After administering the naloxone, the overdose patient is kept in the hospital until the effects of heroin have worn off and they are summarily released, said Smith.

"We encourage them to follow up at Waynesboro," he said, but the patient is not given any psychological consult or evaluation at the time.

"There is a scarcity in the entire state (for treatment facilities)," Smith said.

Carr said when patients come into the clinic they genuinely want help getting and staying clean.

"There is help out there. Heroin is really hard to kick. There is a lot of physical and psychological dependency. They can try to kick it at home, see one of the psychologists here to get medicine to (alleviate) withdrawal. They can go to detox for seven to 14 days, but they can leave if they choose, there is a methadone clinic that they can go to, there are local physicians that are prescribing buprenorphine (which is a) legal substitute for the heroin," he said.
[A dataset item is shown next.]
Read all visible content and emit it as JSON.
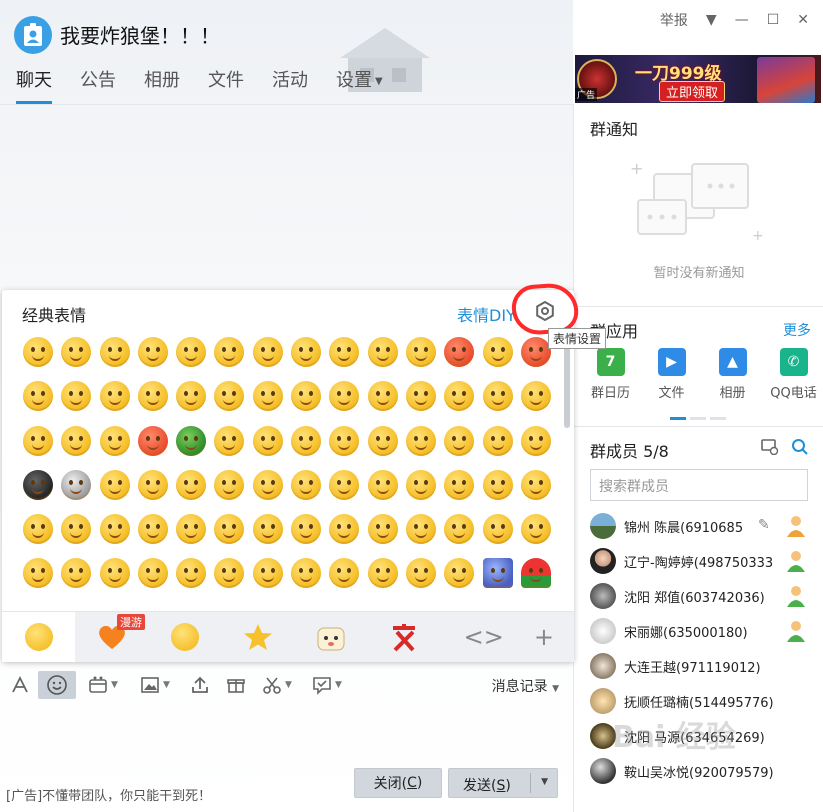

Carr said education is key in helping someone recover from such a severe addiction.

"The one thing we don't want is for them to give up," he said.
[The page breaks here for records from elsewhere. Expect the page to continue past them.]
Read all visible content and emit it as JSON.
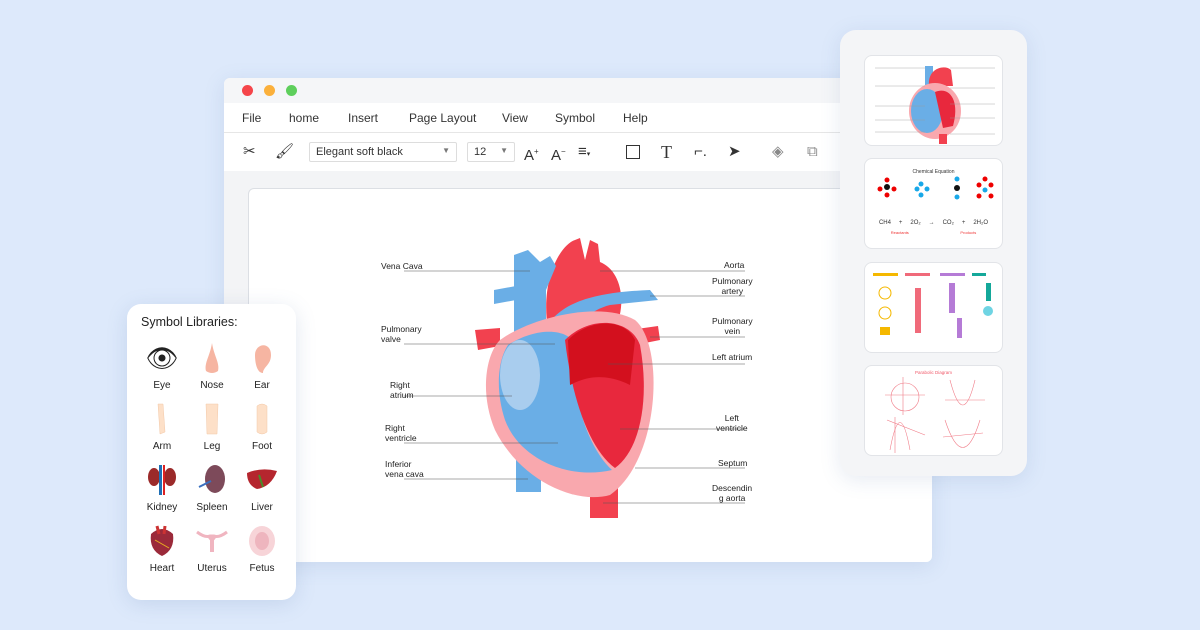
{
  "window": {
    "traffic_colors": [
      "#f5454a",
      "#fbb03b",
      "#5ecf5c"
    ]
  },
  "menu": [
    "File",
    "home",
    "Insert",
    "Page Layout",
    "View",
    "Symbol",
    "Help"
  ],
  "toolbar": {
    "font_name": "Elegant soft black",
    "font_size": "12",
    "icons": [
      "scissors-icon",
      "format-painter-icon",
      "increase-font-icon",
      "decrease-font-icon",
      "align-icon",
      "rectangle-icon",
      "text-icon",
      "connector-icon",
      "pointer-icon",
      "layers-icon",
      "group-icon"
    ]
  },
  "diagram": {
    "labels_left": [
      "Vena Cava",
      "Pulmonary\nvalve",
      "Right\natrium",
      "Right\nventricle",
      "Inferior\nvena cava"
    ],
    "labels_right": [
      "Aorta",
      "Pulmonary\nartery",
      "Pulmonary\nvein",
      "Left atrium",
      "Left\nventricle",
      "Septum",
      "Descendin\ng aorta"
    ],
    "colors": {
      "blue": "#6aaee6",
      "red": "#f2414f",
      "pink": "#f9a8ae",
      "dark_red": "#d3101e"
    }
  },
  "symbol_library": {
    "title": "Symbol Libraries:",
    "items": [
      {
        "label": "Eye"
      },
      {
        "label": "Nose"
      },
      {
        "label": "Ear"
      },
      {
        "label": "Arm"
      },
      {
        "label": "Leg"
      },
      {
        "label": "Foot"
      },
      {
        "label": "Kidney"
      },
      {
        "label": "Spleen"
      },
      {
        "label": "Liver"
      },
      {
        "label": "Heart"
      },
      {
        "label": "Uterus"
      },
      {
        "label": "Fetus"
      }
    ]
  },
  "templates": {
    "chemical": {
      "title": "Chemical Equation",
      "eq": [
        "CH4",
        "+",
        "2O₂",
        "→",
        "CO₂",
        "+",
        "2H₂O"
      ],
      "reactants": "Reactants",
      "products": "Products"
    },
    "parabolic": {
      "title": "Parabolic Diagram"
    }
  }
}
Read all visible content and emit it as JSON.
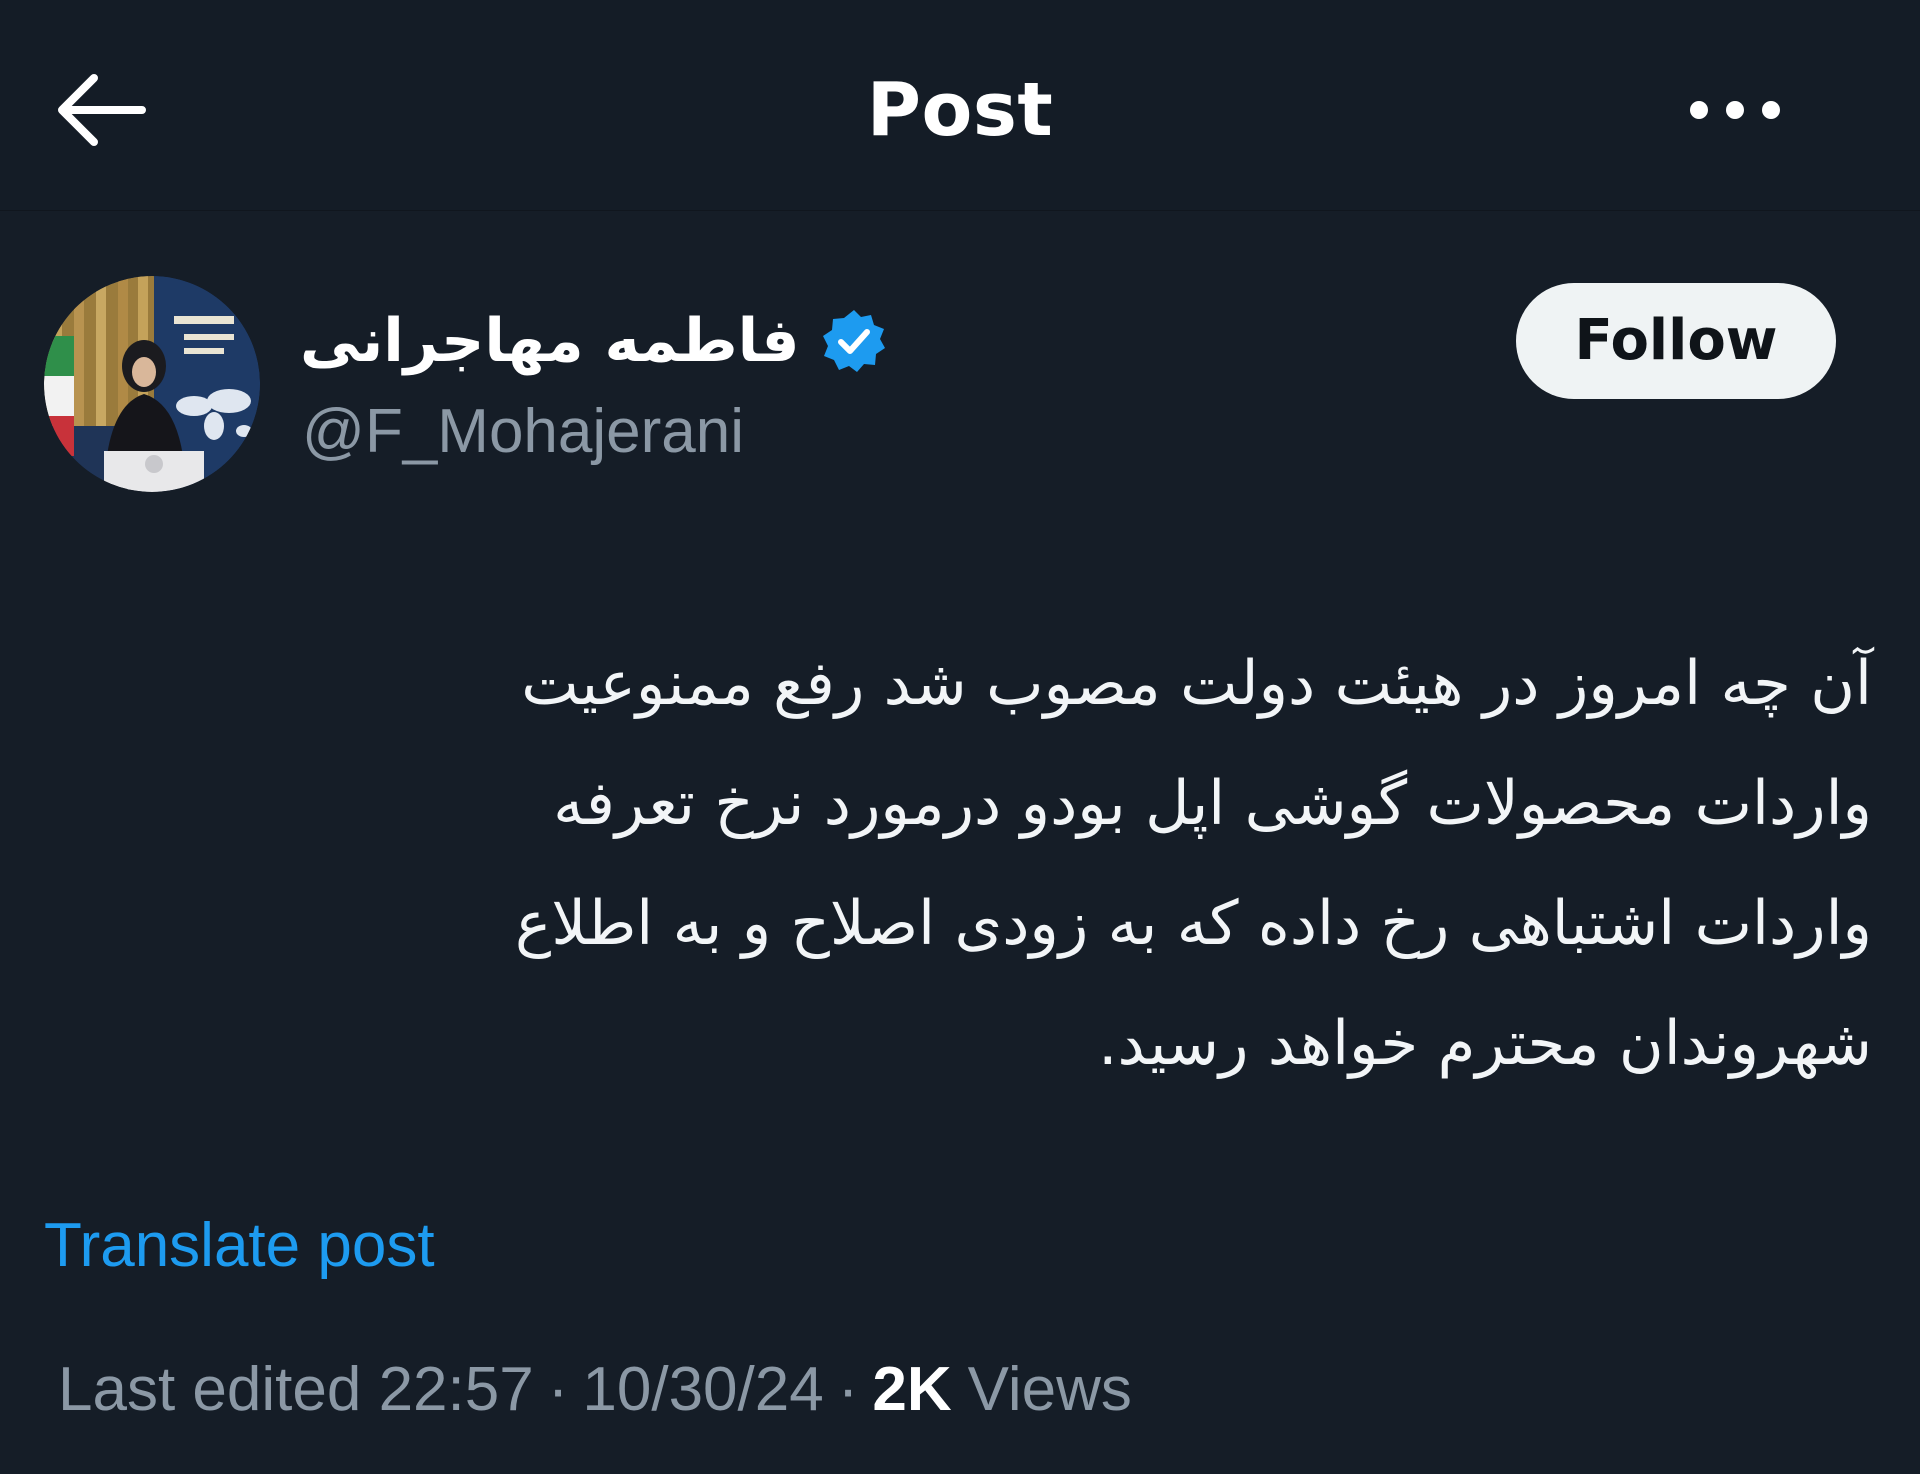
{
  "header": {
    "title": "Post",
    "back_icon": "arrow-left-icon",
    "more_icon": "more-horizontal-icon"
  },
  "author": {
    "name": "فاطمه مهاجرانی",
    "handle": "@F_Mohajerani",
    "verified": true,
    "verified_color": "#1d9bf0",
    "follow_label": "Follow"
  },
  "post": {
    "lines": [
      "آن چه امروز در هیئت دولت مصوب شد رفع ممنوعیت",
      "واردات محصولات گوشی اپل بودو درمورد نرخ تعرفه",
      "واردات اشتباهی رخ داده که به زودی اصلاح و به اطلاع",
      "شهروندان محترم خواهد رسید."
    ]
  },
  "translate_label": "Translate post",
  "meta": {
    "edited_label": "Last edited 22:57",
    "separator": "·",
    "date": "10/30/24",
    "views_count": "2K",
    "views_label": "Views"
  },
  "colors": {
    "background": "#151d27",
    "text": "#f7f9f9",
    "secondary": "#8b98a5",
    "link": "#1d9bf0"
  }
}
"What I see is a lot of fear. I see a lot of fear. I see a lot of people who try, and it doesn't work out, and then there is a delay between that and trying again. That is kind of where we come in. We are trying to shorten that delay. In this field, we are very much aware there is a high-relapse rate, and it is not uncommon to have multiple attempts at recovery. We are used to that, but we are here to try to shorten the delay in those attempts. I beg people to schedule a follow-up appointment, and you tell me if it is working out."

And though Carr said that outpatient treatment works for some, detox and intensive inpatient treatment may also be the pathway to recovery.

Facilities for that specific type of treatment are in short supply, he said.

"TORSO is a facility in Durham and is voluntary only, and you can stay up to two years there," he said.

"All the other long-term places are further out than that. There is a place between Newton Grove and Dunn called Harvest House, and it is for 28 to 45 days, and we have Angelic House which is a facility for women. We refer people to the N.A. (Narcotics Anonymous) meetings and then here, in our facility, we have a group that meets three times a week that is led by professional counselors as well. It is a group they graduate from. There are a lot of options there is help out there. A lot of times, when people choose to go to detox facility, we have a problem where all four in Eastern North Carolina will all be full and that is starting to happen more than it used to."